No, it’s not over. Before it gets in the hands of the copy, developmental, or proofreading editors, your manuscript goes to the acquisitions editor, the person in charge of finding new authors, and promoting writers. This editor also has a minor role in suggestion edits during the whole process, assuming he/she cares enough about your work to follow your manuscript from submission to publication.
And if you work with an agent, or submit anything to any editor, it helps to know this is the type of editor you’re submitting your work to. If this editor says it’s a “no fly zone,” then…none of the other editors see your work.
5) Freelance Editors Do Something Else

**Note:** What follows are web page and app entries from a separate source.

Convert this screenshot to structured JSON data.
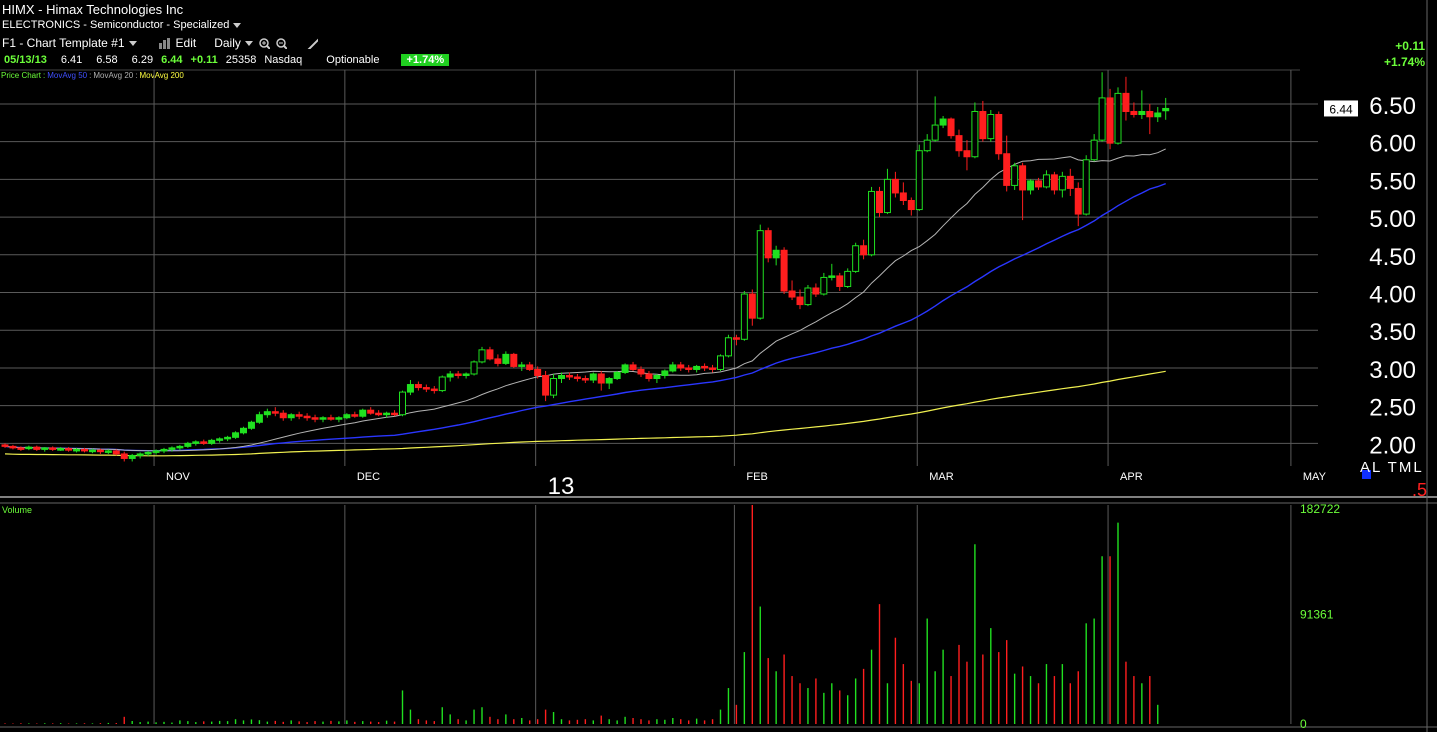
{
  "header": {
    "symbol": "HIMX",
    "company": "Himax Technologies Inc",
    "sector": "ELECTRONICS - Semiconductor - Specialized",
    "template": "F1 - Chart Template #1",
    "edit_label": "Edit",
    "period_label": "Daily",
    "quote": {
      "date": "05/13/13",
      "open": "6.41",
      "high": "6.58",
      "low": "6.29",
      "last": "6.44",
      "change": "+0.11",
      "volume": "25358",
      "exchange": "Nasdaq",
      "optionable": "Optionable",
      "pct_badge": "+1.74%"
    },
    "right_change": "+0.11",
    "right_pct": "+1.74%"
  },
  "legend": {
    "price_chart": "Price Chart",
    "ma50": "MovAvg 50",
    "ma20": "MovAvg 20",
    "ma200": "MovAvg 200"
  },
  "volume_label": "Volume",
  "altml": "AL TML",
  "red_label": ".5",
  "colors": {
    "up": "#20e020",
    "down": "#ff1e1e",
    "ma20": "#b4b4b4",
    "ma50": "#2a36ff",
    "ma200": "#f0f050",
    "grid": "#5a5a5a"
  },
  "chart_data": {
    "type": "candlestick",
    "price_axis": {
      "ticks": [
        "6.50",
        "6.00",
        "5.50",
        "5.00",
        "4.50",
        "4.00",
        "3.50",
        "3.00",
        "2.50",
        "2.00"
      ],
      "tick_values": [
        6.5,
        6.0,
        5.5,
        5.0,
        4.5,
        4.0,
        3.5,
        3.0,
        2.5,
        2.0
      ],
      "last_price_label": "6.44",
      "ylim": [
        1.7,
        6.95
      ]
    },
    "x_axis": {
      "labels": [
        "NOV",
        "DEC",
        "13",
        "FEB",
        "MAR",
        "APR",
        "MAY"
      ],
      "label_bar_index": [
        19,
        43,
        67,
        92,
        115,
        139,
        162
      ]
    },
    "volume_axis": {
      "ticks": [
        "182722",
        "91361",
        "0"
      ],
      "tick_values": [
        182722,
        91361,
        0
      ]
    },
    "candles": [
      [
        1.98,
        2.0,
        1.94,
        1.96
      ],
      [
        1.96,
        1.98,
        1.92,
        1.94
      ],
      [
        1.94,
        1.96,
        1.9,
        1.93
      ],
      [
        1.93,
        1.97,
        1.91,
        1.95
      ],
      [
        1.95,
        1.97,
        1.9,
        1.92
      ],
      [
        1.92,
        1.95,
        1.89,
        1.94
      ],
      [
        1.94,
        1.96,
        1.9,
        1.92
      ],
      [
        1.92,
        1.95,
        1.9,
        1.93
      ],
      [
        1.93,
        1.95,
        1.89,
        1.91
      ],
      [
        1.91,
        1.94,
        1.88,
        1.92
      ],
      [
        1.92,
        1.94,
        1.88,
        1.9
      ],
      [
        1.9,
        1.93,
        1.87,
        1.91
      ],
      [
        1.91,
        1.93,
        1.86,
        1.89
      ],
      [
        1.89,
        1.92,
        1.86,
        1.9
      ],
      [
        1.9,
        1.92,
        1.84,
        1.86
      ],
      [
        1.86,
        1.89,
        1.76,
        1.8
      ],
      [
        1.8,
        1.86,
        1.76,
        1.84
      ],
      [
        1.84,
        1.88,
        1.8,
        1.86
      ],
      [
        1.86,
        1.9,
        1.83,
        1.88
      ],
      [
        1.88,
        1.92,
        1.85,
        1.9
      ],
      [
        1.9,
        1.94,
        1.87,
        1.92
      ],
      [
        1.92,
        1.96,
        1.89,
        1.94
      ],
      [
        1.94,
        1.98,
        1.91,
        1.96
      ],
      [
        1.96,
        2.02,
        1.94,
        2.0
      ],
      [
        2.0,
        2.04,
        1.97,
        2.02
      ],
      [
        2.02,
        2.05,
        1.98,
        2.0
      ],
      [
        2.0,
        2.06,
        1.98,
        2.04
      ],
      [
        2.04,
        2.08,
        2.01,
        2.06
      ],
      [
        2.06,
        2.1,
        2.03,
        2.08
      ],
      [
        2.08,
        2.16,
        2.06,
        2.14
      ],
      [
        2.14,
        2.22,
        2.12,
        2.2
      ],
      [
        2.2,
        2.3,
        2.18,
        2.28
      ],
      [
        2.28,
        2.42,
        2.26,
        2.38
      ],
      [
        2.38,
        2.46,
        2.34,
        2.42
      ],
      [
        2.42,
        2.48,
        2.36,
        2.4
      ],
      [
        2.4,
        2.44,
        2.3,
        2.34
      ],
      [
        2.34,
        2.4,
        2.3,
        2.38
      ],
      [
        2.38,
        2.42,
        2.32,
        2.36
      ],
      [
        2.36,
        2.4,
        2.3,
        2.34
      ],
      [
        2.34,
        2.38,
        2.28,
        2.32
      ],
      [
        2.32,
        2.36,
        2.28,
        2.34
      ],
      [
        2.34,
        2.38,
        2.3,
        2.32
      ],
      [
        2.32,
        2.36,
        2.28,
        2.34
      ],
      [
        2.34,
        2.4,
        2.32,
        2.38
      ],
      [
        2.38,
        2.42,
        2.34,
        2.36
      ],
      [
        2.36,
        2.46,
        2.34,
        2.44
      ],
      [
        2.44,
        2.48,
        2.38,
        2.4
      ],
      [
        2.4,
        2.44,
        2.36,
        2.38
      ],
      [
        2.38,
        2.42,
        2.34,
        2.4
      ],
      [
        2.4,
        2.44,
        2.36,
        2.38
      ],
      [
        2.38,
        2.7,
        2.36,
        2.68
      ],
      [
        2.68,
        2.84,
        2.64,
        2.78
      ],
      [
        2.78,
        2.82,
        2.7,
        2.74
      ],
      [
        2.74,
        2.78,
        2.68,
        2.72
      ],
      [
        2.72,
        2.76,
        2.66,
        2.7
      ],
      [
        2.7,
        2.9,
        2.68,
        2.88
      ],
      [
        2.88,
        2.96,
        2.82,
        2.92
      ],
      [
        2.92,
        2.96,
        2.86,
        2.9
      ],
      [
        2.9,
        2.94,
        2.86,
        2.92
      ],
      [
        2.92,
        3.1,
        2.9,
        3.08
      ],
      [
        3.08,
        3.28,
        3.06,
        3.24
      ],
      [
        3.24,
        3.28,
        3.1,
        3.12
      ],
      [
        3.12,
        3.18,
        3.02,
        3.06
      ],
      [
        3.06,
        3.22,
        3.04,
        3.18
      ],
      [
        3.18,
        3.2,
        3.0,
        3.02
      ],
      [
        3.02,
        3.08,
        2.96,
        3.04
      ],
      [
        3.04,
        3.08,
        2.96,
        2.98
      ],
      [
        2.98,
        3.02,
        2.86,
        2.9
      ],
      [
        2.9,
        2.96,
        2.56,
        2.64
      ],
      [
        2.64,
        2.92,
        2.6,
        2.86
      ],
      [
        2.86,
        2.94,
        2.8,
        2.9
      ],
      [
        2.9,
        2.94,
        2.84,
        2.88
      ],
      [
        2.88,
        2.92,
        2.82,
        2.86
      ],
      [
        2.86,
        2.9,
        2.8,
        2.84
      ],
      [
        2.84,
        2.94,
        2.8,
        2.92
      ],
      [
        2.92,
        2.96,
        2.7,
        2.8
      ],
      [
        2.8,
        2.88,
        2.72,
        2.86
      ],
      [
        2.86,
        2.96,
        2.84,
        2.94
      ],
      [
        2.94,
        3.06,
        2.92,
        3.04
      ],
      [
        3.04,
        3.08,
        2.96,
        2.98
      ],
      [
        2.98,
        3.02,
        2.88,
        2.92
      ],
      [
        2.92,
        2.96,
        2.82,
        2.86
      ],
      [
        2.86,
        2.92,
        2.8,
        2.9
      ],
      [
        2.9,
        2.98,
        2.86,
        2.96
      ],
      [
        2.96,
        3.08,
        2.94,
        3.04
      ],
      [
        3.04,
        3.08,
        2.96,
        3.0
      ],
      [
        3.0,
        3.04,
        2.94,
        2.98
      ],
      [
        2.98,
        3.04,
        2.94,
        3.02
      ],
      [
        3.02,
        3.06,
        2.96,
        3.0
      ],
      [
        3.0,
        3.04,
        2.94,
        2.98
      ],
      [
        2.98,
        3.18,
        2.96,
        3.16
      ],
      [
        3.16,
        3.44,
        3.14,
        3.4
      ],
      [
        3.4,
        3.44,
        3.3,
        3.38
      ],
      [
        3.38,
        4.02,
        3.36,
        3.98
      ],
      [
        3.98,
        4.04,
        3.56,
        3.66
      ],
      [
        3.66,
        4.9,
        3.64,
        4.82
      ],
      [
        4.82,
        4.86,
        4.4,
        4.46
      ],
      [
        4.46,
        4.62,
        4.36,
        4.56
      ],
      [
        4.56,
        4.6,
        3.98,
        4.02
      ],
      [
        4.02,
        4.16,
        3.9,
        3.94
      ],
      [
        3.94,
        4.04,
        3.78,
        3.84
      ],
      [
        3.84,
        4.1,
        3.82,
        4.06
      ],
      [
        4.06,
        4.12,
        3.94,
        3.98
      ],
      [
        3.98,
        4.26,
        3.96,
        4.2
      ],
      [
        4.2,
        4.38,
        4.16,
        4.22
      ],
      [
        4.22,
        4.26,
        4.02,
        4.08
      ],
      [
        4.08,
        4.32,
        4.06,
        4.28
      ],
      [
        4.28,
        4.66,
        4.26,
        4.62
      ],
      [
        4.62,
        4.7,
        4.44,
        4.5
      ],
      [
        4.5,
        5.4,
        4.48,
        5.34
      ],
      [
        5.34,
        5.4,
        5.0,
        5.06
      ],
      [
        5.06,
        5.64,
        5.04,
        5.5
      ],
      [
        5.5,
        5.6,
        5.26,
        5.32
      ],
      [
        5.32,
        5.46,
        5.16,
        5.22
      ],
      [
        5.22,
        5.26,
        5.02,
        5.1
      ],
      [
        5.1,
        5.96,
        5.08,
        5.88
      ],
      [
        5.88,
        6.1,
        5.86,
        6.02
      ],
      [
        6.02,
        6.6,
        6.0,
        6.22
      ],
      [
        6.22,
        6.34,
        6.18,
        6.3
      ],
      [
        6.3,
        6.32,
        6.04,
        6.08
      ],
      [
        6.08,
        6.16,
        5.8,
        5.88
      ],
      [
        5.88,
        6.02,
        5.62,
        5.8
      ],
      [
        5.8,
        6.52,
        5.78,
        6.4
      ],
      [
        6.4,
        6.54,
        6.0,
        6.04
      ],
      [
        6.04,
        6.42,
        6.0,
        6.36
      ],
      [
        6.36,
        6.4,
        5.76,
        5.84
      ],
      [
        5.84,
        6.08,
        5.34,
        5.42
      ],
      [
        5.42,
        5.72,
        5.36,
        5.68
      ],
      [
        5.68,
        5.72,
        4.96,
        5.36
      ],
      [
        5.36,
        5.5,
        5.3,
        5.48
      ],
      [
        5.48,
        5.52,
        5.36,
        5.4
      ],
      [
        5.4,
        5.62,
        5.38,
        5.56
      ],
      [
        5.56,
        5.6,
        5.3,
        5.36
      ],
      [
        5.36,
        5.6,
        5.26,
        5.54
      ],
      [
        5.54,
        5.64,
        5.28,
        5.38
      ],
      [
        5.38,
        5.46,
        4.88,
        5.04
      ],
      [
        5.04,
        5.82,
        5.02,
        5.76
      ],
      [
        5.76,
        6.1,
        5.74,
        6.02
      ],
      [
        6.02,
        6.92,
        6.0,
        6.58
      ],
      [
        6.58,
        6.7,
        5.9,
        5.98
      ],
      [
        5.98,
        6.72,
        5.96,
        6.64
      ],
      [
        6.64,
        6.86,
        6.28,
        6.4
      ],
      [
        6.4,
        6.52,
        6.32,
        6.36
      ],
      [
        6.36,
        6.68,
        6.3,
        6.4
      ],
      [
        6.4,
        6.5,
        6.1,
        6.33
      ],
      [
        6.33,
        6.46,
        6.26,
        6.38
      ],
      [
        6.41,
        6.58,
        6.29,
        6.44
      ]
    ],
    "volumes": [
      500,
      400,
      600,
      500,
      400,
      600,
      500,
      700,
      400,
      500,
      600,
      500,
      700,
      900,
      800,
      6000,
      2500,
      1600,
      2000,
      1400,
      1800,
      1200,
      3000,
      2400,
      1600,
      2200,
      2000,
      2600,
      2400,
      4000,
      3000,
      3800,
      3200,
      2000,
      2600,
      1800,
      3000,
      2200,
      1600,
      2400,
      2000,
      2600,
      2200,
      3000,
      1800,
      2400,
      2000,
      1600,
      2800,
      2000,
      28000,
      12000,
      4000,
      3000,
      2400,
      14000,
      8000,
      4000,
      3000,
      12000,
      14000,
      6000,
      4000,
      8000,
      4000,
      5000,
      3000,
      4000,
      12000,
      10000,
      4000,
      3000,
      3500,
      4000,
      3000,
      7000,
      4000,
      3000,
      6000,
      5000,
      4000,
      3000,
      4000,
      3500,
      5000,
      4000,
      3000,
      4500,
      3000,
      4000,
      12000,
      30000,
      16000,
      60000,
      182722,
      98000,
      55000,
      44000,
      58000,
      40000,
      34000,
      30000,
      38000,
      26000,
      34000,
      28000,
      24000,
      38000,
      46000,
      62000,
      100000,
      34000,
      72000,
      50000,
      36000,
      34000,
      88000,
      44000,
      62000,
      40000,
      66000,
      52000,
      150000,
      58000,
      80000,
      60000,
      70000,
      42000,
      48000,
      40000,
      34000,
      50000,
      40000,
      50000,
      34000,
      44000,
      84000,
      88000,
      140000,
      140000,
      168000,
      52000,
      40000,
      34000,
      40000,
      16000
    ]
  }
}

Not every editor works in a publishing house. Freelance editors do the same copy, developmental, etc. editing, but they also do substantive editing, which basically means they do a higher class of developmental editing after it’s already undergone developmental editing. During substantive editing, the editor will look at sentence construction and syntax, pace, and whether or not the sections lead logically from one to another, in the case of non-fiction, of course.
6) Editors Should Point Out Valuable Resources, Like Ghost Writers
Let’s be honest, not all books published out there are written by the person named on the pretty, hardback cover. An enormous number of books are written by Ghost Writers, A.K.A. the people with the careers that haven’t 100% kicked off yet, despite them having the talent. These people are willing to write your book for you, for money, without receiving any of the credit and glory. This means if you end up on the best seller’s list, it’s not entirely your doing, but you get all the money anyway. You and your editors.
Speaking of which, what does this have to do with your editor? Editors absolutely must be pointing you in the direction of resources like writers willing to collaborate, Ghost Writers, valuable inspiration and motivation, stress management, etc.
7) Editors Should Be Able to Tell You What You Need
Chances are, if you’re a writer, you’re a little on the bias side about your work. If you have no clue what kind of editing you need, don’t submit it for all the kinds of editing mentioned above. Instead, genuinely ask your editor what he/she thinks you need. A good editor should tell you honestly if your manuscript doesn’t need a developmental edit, for instance. A good editor shouldn’t charge you for a service you don’t need.
8) Editors Should Remind You That Turnaround Time Takes Time
Yes, it took you a year, maybe more, to write it. Yes, you want to see it get published already. Seeing it in stores will be a dream come true! However, it’s not so simple. Editing takes time, and an entire group of people, to ensure it’s up to code first. That means if you’re expecting a month or two turnaround time, you’re in for some fine tunes, courtesy of the smallest violin in the world. Your editor should remind you of this every time you start to hound them.
9) Valuable Tip: Editors Should Focus On Making Your Book E-reader, & Print Friendly
Many authors don’t realize this, especially those starting out, or self-publishing: making your book a digital copy only will hinder success. Ironic, isn’t it? Bookstores went under because everyone was buying e-readers and getting books for cheaper. Well, as it turns out, physical book copies sell too. Thanks, Amazon.
Take book clubs, for instance. All it takes is one person who doesn’t have an e-reader, isn’t tech savvy, or just refuses to get your book in digital form, and all of a sudden an entire book club won’t read, or review your book.
10) Editors Should Make Your Book The Best It Can Be
This is a given. If you don’t feel like your editor(s) care to do this, or aren’t doing a good job, please consider upgrading. Once your book is printed, there’s no going back, and the typos are there…forever.
That’s right writers, you’ve been schooled in the art of editing. If you think your job is hard, consider revisiting this article. Editors have it just as bad as writers do. The redeeming factor for all of us? We’re all desperately, incessantly, and consumingly in love with good stories.
Cheers to all our editors, and happy writing!